Last week my aunt, Judy Harrison, 82, passed away. She had been in poor health for a while, and when my father called with the news I wasn’t surprised. What did surprise me was when he told me she had requested all her nephews serve as pall bearers at her funeral. I agreed, of course, and two days later Pam and I made the trip to Gainesville, Georgia for the memorial service and burial.
When the hearse arrived at the cemetery at Concord Baptist Church, my cousins and I pulled out the coffin and walked it to the grave. I’ve officiated at more funerals than I can count, but this was the first time I remember serving as a pall bearer. Family funerals are always a challenge for ministers because it’s hard for us to step out of our official role and act like normal people. I’ve preached in the past at a couple of funerals for family members and felt so uncomfortable that a few years ago I decided not to do it anymore. Instead, I’ve chosen on these occasions to participate as one of the family. Serving as a pall bearer at Judy’s funeral was exactly what I needed to do—for myself as well as for my family.
Judy was buried next to her husband J.N. who died three years earlier. I saw nearby the graves of my grandparents, her mother and father, Reness and Vancy Turner. Other familiar names dotted the surrounding headstones, people I either had known or whose names figured in the many stories my father told me in my childhood about the town and the people who lived there. The church rests in the shadow of Wauka Mountain, the southernmost peak of the Appalachian Mountains, and the small communities and family farms that spill over and into the surrounding hills and valleys have been home to my family for generations.

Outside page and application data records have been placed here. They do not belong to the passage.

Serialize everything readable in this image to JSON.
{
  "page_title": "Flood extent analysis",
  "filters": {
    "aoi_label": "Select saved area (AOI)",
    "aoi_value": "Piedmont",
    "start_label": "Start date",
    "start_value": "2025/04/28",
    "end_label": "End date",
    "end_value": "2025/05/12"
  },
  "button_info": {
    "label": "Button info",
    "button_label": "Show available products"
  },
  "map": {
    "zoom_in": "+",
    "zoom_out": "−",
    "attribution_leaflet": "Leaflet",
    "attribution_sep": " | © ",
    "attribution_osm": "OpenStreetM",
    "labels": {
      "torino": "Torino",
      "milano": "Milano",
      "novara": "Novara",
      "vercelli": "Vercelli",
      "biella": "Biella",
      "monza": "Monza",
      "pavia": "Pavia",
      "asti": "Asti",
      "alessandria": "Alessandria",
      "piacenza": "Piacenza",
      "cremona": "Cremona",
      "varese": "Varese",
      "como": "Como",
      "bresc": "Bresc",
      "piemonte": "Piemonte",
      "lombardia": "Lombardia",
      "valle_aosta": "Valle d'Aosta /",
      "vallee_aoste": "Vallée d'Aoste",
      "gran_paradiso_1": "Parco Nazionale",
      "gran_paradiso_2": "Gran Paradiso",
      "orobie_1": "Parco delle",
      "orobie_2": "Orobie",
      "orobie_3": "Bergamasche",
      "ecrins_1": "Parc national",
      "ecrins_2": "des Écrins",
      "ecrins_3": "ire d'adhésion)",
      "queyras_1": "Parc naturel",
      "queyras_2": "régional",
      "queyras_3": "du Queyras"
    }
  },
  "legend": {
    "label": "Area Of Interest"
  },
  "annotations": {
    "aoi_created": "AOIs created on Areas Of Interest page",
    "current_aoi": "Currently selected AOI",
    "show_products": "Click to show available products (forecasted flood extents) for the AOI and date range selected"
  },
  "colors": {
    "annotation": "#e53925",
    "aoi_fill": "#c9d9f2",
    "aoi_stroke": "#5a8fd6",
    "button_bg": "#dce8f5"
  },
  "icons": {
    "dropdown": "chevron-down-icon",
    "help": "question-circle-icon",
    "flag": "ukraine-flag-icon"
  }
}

I return to this place often because of the simple love of place that southerners of all people know so well. But my trip this time had the added benefit of meeting up with my cousins—that’s our group picture at the top, taken on the front steps of the church following the service.
Aunt Judy was the second-oldest of five siblings and had two daughters. Her older sister has four sons. My father is next in line, and he has three sons. His younger brother Ben has two sons and a daughter. The youngest brother, Vandy, has Down’s Syndrome and never married. Altogether there are twelve first cousins (my youngest brother was sick the day of the funeral and isn’t in the picture).

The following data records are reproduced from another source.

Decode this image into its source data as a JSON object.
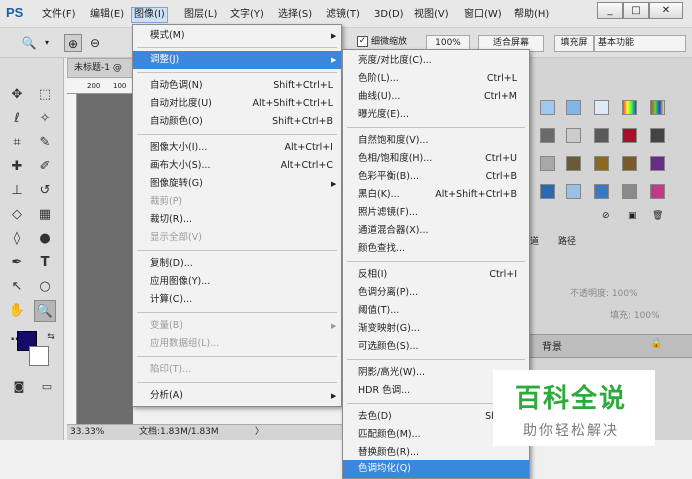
{
  "app": {
    "logo": "PS"
  },
  "menubar": {
    "items": [
      "文件(F)",
      "编辑(E)",
      "图像(I)",
      "图层(L)",
      "文字(Y)",
      "选择(S)",
      "滤镜(T)",
      "3D(D)",
      "视图(V)",
      "窗口(W)",
      "帮助(H)"
    ],
    "window_buttons": {
      "minimize": "_",
      "maximize": "□",
      "close": "✕"
    }
  },
  "options_bar": {
    "fine_zoom_label": "细微缩放",
    "zoom_100": "100%",
    "fit_screen": "适合屏幕",
    "fill_screen": "填充屏",
    "workspace": "基本功能"
  },
  "document": {
    "tab_title": "未标题-1 @",
    "ruler_marks": [
      "200",
      "100"
    ],
    "zoom": "33.33%",
    "doc_size": "文档:1.83M/1.83M",
    "nav_arrow": "〉"
  },
  "colors": {
    "foreground": "#140a6a",
    "background": "#ffffff",
    "highlight": "#3b87dd",
    "watermark_green": "#2fa93b"
  },
  "right_panel": {
    "tab_channels": "道",
    "tab_paths": "路径",
    "opacity_label": "不透明度: 100%",
    "fill_label": "填充: 100%",
    "layer_name": "背景"
  },
  "image_menu": {
    "items": [
      {
        "label": "模式(M)",
        "submenu": true
      },
      {
        "label": "调整(J)",
        "submenu": true,
        "highlighted": true
      },
      {
        "label": "自动色调(N)",
        "shortcut": "Shift+Ctrl+L"
      },
      {
        "label": "自动对比度(U)",
        "shortcut": "Alt+Shift+Ctrl+L"
      },
      {
        "label": "自动颜色(O)",
        "shortcut": "Shift+Ctrl+B"
      },
      {
        "label": "图像大小(I)...",
        "shortcut": "Alt+Ctrl+I"
      },
      {
        "label": "画布大小(S)...",
        "shortcut": "Alt+Ctrl+C"
      },
      {
        "label": "图像旋转(G)",
        "submenu": true
      },
      {
        "label": "裁剪(P)",
        "disabled": true
      },
      {
        "label": "裁切(R)..."
      },
      {
        "label": "显示全部(V)",
        "disabled": true
      },
      {
        "label": "复制(D)..."
      },
      {
        "label": "应用图像(Y)..."
      },
      {
        "label": "计算(C)..."
      },
      {
        "label": "变量(B)",
        "submenu": true,
        "disabled": true
      },
      {
        "label": "应用数据组(L)...",
        "disabled": true
      },
      {
        "label": "陷印(T)...",
        "disabled": true
      },
      {
        "label": "分析(A)",
        "submenu": true
      }
    ]
  },
  "adjust_menu": {
    "items": [
      {
        "label": "亮度/对比度(C)..."
      },
      {
        "label": "色阶(L)...",
        "shortcut": "Ctrl+L"
      },
      {
        "label": "曲线(U)...",
        "shortcut": "Ctrl+M"
      },
      {
        "label": "曝光度(E)..."
      },
      {
        "label": "自然饱和度(V)..."
      },
      {
        "label": "色相/饱和度(H)...",
        "shortcut": "Ctrl+U"
      },
      {
        "label": "色彩平衡(B)...",
        "shortcut": "Ctrl+B"
      },
      {
        "label": "黑白(K)...",
        "shortcut": "Alt+Shift+Ctrl+B"
      },
      {
        "label": "照片滤镜(F)..."
      },
      {
        "label": "通道混合器(X)..."
      },
      {
        "label": "颜色查找..."
      },
      {
        "label": "反相(I)",
        "shortcut": "Ctrl+I"
      },
      {
        "label": "色调分离(P)..."
      },
      {
        "label": "阈值(T)..."
      },
      {
        "label": "渐变映射(G)..."
      },
      {
        "label": "可选颜色(S)..."
      },
      {
        "label": "阴影/高光(W)..."
      },
      {
        "label": "HDR 色调..."
      },
      {
        "label": "去色(D)",
        "shortcut": "Shift+Ct"
      },
      {
        "label": "匹配颜色(M)..."
      },
      {
        "label": "替换颜色(R)..."
      },
      {
        "label": "色调均化(Q)",
        "highlighted": true
      }
    ]
  },
  "watermark": {
    "main": "百科全说",
    "sub": "助你轻松解决"
  }
}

We’re all middle-aged now and to a person have done well. Wes just retired after a long career as a dentist. Pat is a tenured professor at the University of Alabama. Gary has done very well at Georgia Power Company. Jeff just took early retirement after years working as a negotiator for the health care industry. Rick is a vice-president for a national trucking firm. In fact, looking at the group of people in the picture, all of us would say we’ve had fortunate lives.

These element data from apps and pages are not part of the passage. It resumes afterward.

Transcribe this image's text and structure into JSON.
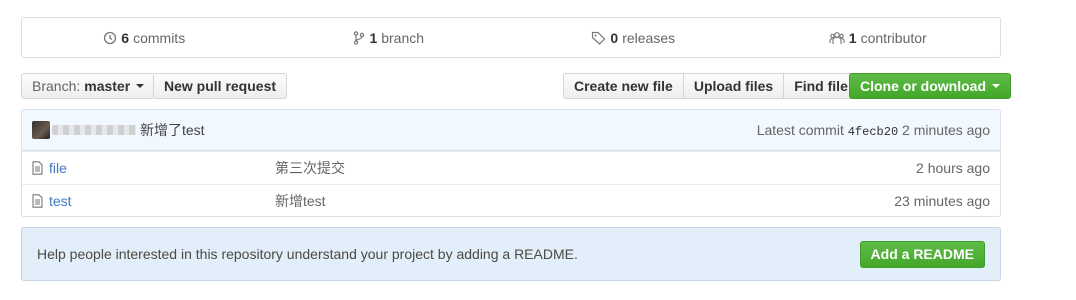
{
  "summary": {
    "commits": {
      "count": "6",
      "label": "commits",
      "icon": "history-icon"
    },
    "branches": {
      "count": "1",
      "label": "branch",
      "icon": "git-branch-icon"
    },
    "releases": {
      "count": "0",
      "label": "releases",
      "icon": "tag-icon"
    },
    "contributors": {
      "count": "1",
      "label": "contributor",
      "icon": "organization-icon"
    }
  },
  "toolbar": {
    "branch_prefix": "Branch:",
    "branch_name": "master",
    "new_pull_request": "New pull request",
    "create_new_file": "Create new file",
    "upload_files": "Upload files",
    "find_file": "Find file",
    "clone_or_download": "Clone or download"
  },
  "latest_commit": {
    "message": "新增了test",
    "prefix": "Latest commit",
    "sha": "4fecb20",
    "age": "2 minutes ago"
  },
  "files": [
    {
      "name": "file",
      "message": "第三次提交",
      "age": "2 hours ago",
      "icon": "file-text-icon"
    },
    {
      "name": "test",
      "message": "新增test",
      "age": "23 minutes ago",
      "icon": "file-text-icon"
    }
  ],
  "readme_prompt": {
    "text": "Help people interested in this repository understand your project by adding a README.",
    "button": "Add a README"
  },
  "colors": {
    "link": "#4078c0",
    "green": "#43a72a",
    "commit_bar_bg": "#f1f8ff",
    "readme_bg": "#e2eef9"
  }
}
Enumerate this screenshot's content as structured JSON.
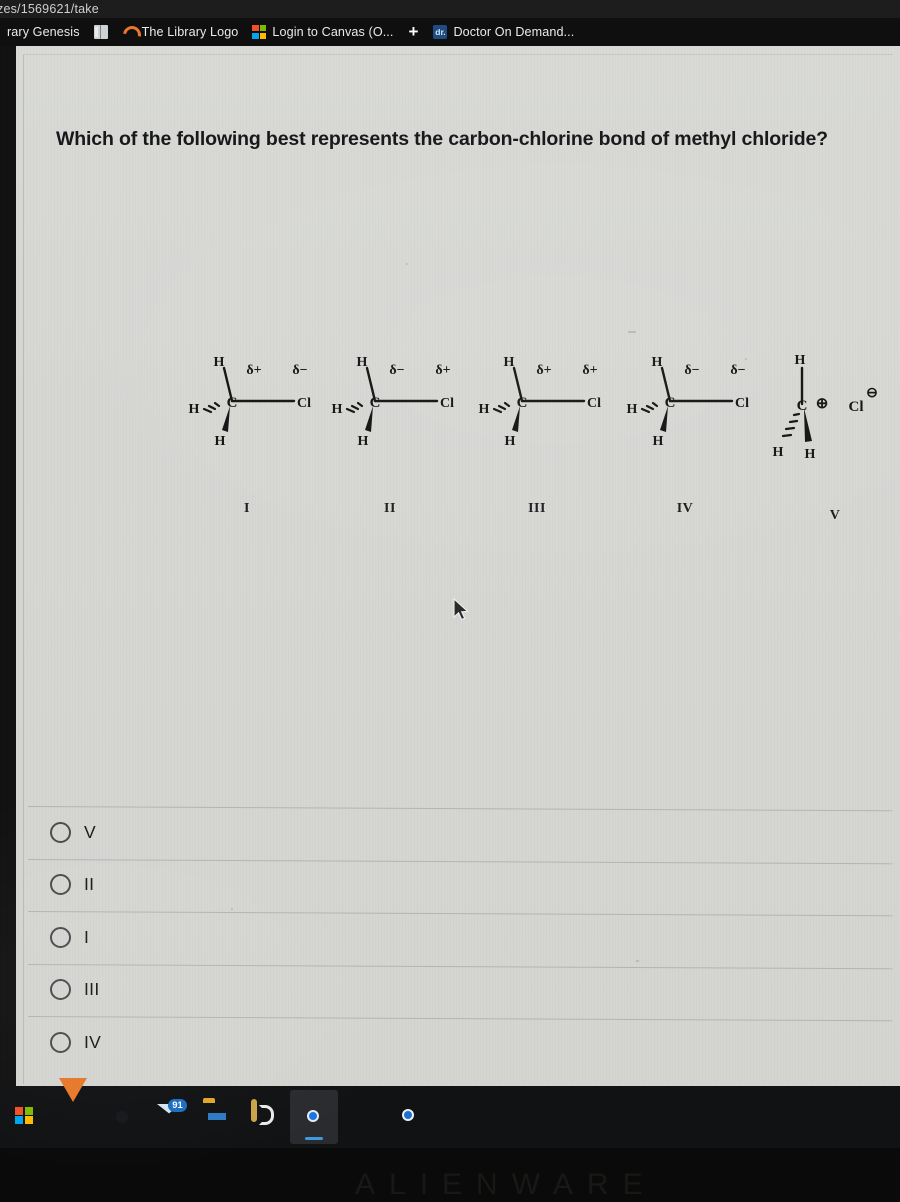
{
  "browser": {
    "url_fragment": "zes/1569621/take",
    "bookmarks": [
      {
        "label": "rary Genesis",
        "icon": "globe-icon"
      },
      {
        "label": "",
        "icon": "book-icon"
      },
      {
        "label": "The Library Logo",
        "icon": "library-arc-icon"
      },
      {
        "label": "Login to Canvas (O...",
        "icon": "microsoft-icon"
      },
      {
        "label": "+",
        "icon": "plus-icon"
      },
      {
        "label": "Doctor On Demand...",
        "icon": "doctor-on-demand-icon",
        "icon_text": "dr."
      }
    ]
  },
  "quiz": {
    "question": "Which of the following best represents the carbon-chlorine bond of methyl chloride?",
    "structures": [
      {
        "label": "I",
        "type": "tetrahedral-ch3cl",
        "carbon_symbol": "C",
        "halogen_symbol": "Cl",
        "carbon_charge": "δ+",
        "halogen_charge": "δ−",
        "hydrogens": [
          "H",
          "H",
          "H"
        ]
      },
      {
        "label": "II",
        "type": "tetrahedral-ch3cl",
        "carbon_symbol": "C",
        "halogen_symbol": "Cl",
        "carbon_charge": "δ−",
        "halogen_charge": "δ+",
        "hydrogens": [
          "H",
          "H",
          "H"
        ]
      },
      {
        "label": "III",
        "type": "tetrahedral-ch3cl",
        "carbon_symbol": "C",
        "halogen_symbol": "Cl",
        "carbon_charge": "δ+",
        "halogen_charge": "δ+",
        "hydrogens": [
          "H",
          "H",
          "H"
        ]
      },
      {
        "label": "IV",
        "type": "tetrahedral-ch3cl",
        "carbon_symbol": "C",
        "halogen_symbol": "Cl",
        "carbon_charge": "δ−",
        "halogen_charge": "δ−",
        "hydrogens": [
          "H",
          "H",
          "H"
        ]
      },
      {
        "label": "V",
        "type": "ion-pair",
        "carbon_symbol": "C",
        "halogen_symbol": "Cl",
        "carbon_charge": "⊕",
        "halogen_charge": "⊖",
        "hydrogens": [
          "H",
          "H",
          "H"
        ]
      }
    ],
    "options": [
      {
        "label": "V",
        "selected": false
      },
      {
        "label": "II",
        "selected": false
      },
      {
        "label": "I",
        "selected": false
      },
      {
        "label": "III",
        "selected": false
      },
      {
        "label": "IV",
        "selected": false
      }
    ]
  },
  "taskbar": {
    "items": [
      {
        "name": "microsoft-store-icon",
        "badge": ""
      },
      {
        "name": "vlc-media-player-icon",
        "badge": ""
      },
      {
        "name": "office-icon",
        "badge": ""
      },
      {
        "name": "mail-icon",
        "badge": "91"
      },
      {
        "name": "file-explorer-icon",
        "badge": ""
      },
      {
        "name": "lenovo-vantage-icon",
        "badge": ""
      },
      {
        "name": "google-chrome-icon",
        "badge": "",
        "running": true
      },
      {
        "name": "microsoft-edge-icon",
        "badge": ""
      },
      {
        "name": "settings-gear-icon",
        "badge": ""
      }
    ]
  },
  "device": {
    "brand": "ALIENWARE"
  },
  "colors": {
    "page_background": "#d6d7d3",
    "chrome_dark": "#0f0f0f",
    "text": "#16181a",
    "taskbar": "#111214"
  }
}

We don’t see each other very often but when we do it doesn’t take long to re-connect. Our conversation doesn’t revolve much around our professional lives—that’s the furthest thing from our minds. We talk instead about shared memories from our childhoods. Like holiday get-togethers when we’d stand in a circle and throw lit firecrackers at each other’s feet to see who would flinch first. Or touch football games played in the street where we had to dodge passing cars. Or Christmas dinners together. The experiences we had decades ago that didn’t so much form the relationships we enjoy today as they confirmed the deeper family connection we already had.
We talk also about our own families. What our kids are doing. Who they married. How many children they have. Where they live. The connection between us is always a wonder to me and continues to remind me of the enduring strength of the family. The generations behind us make us what we are and set the stage for the generations to come. Past flows into present, and the family we were effortlessly becomes the family we are.
The Bible doesn’t teach that the family is eternal. In the life to come, Jesus says, all the relationships we enjoy on earth will give way to a greater fulfillment. But family this side of heaven is a blessing that transcends generations.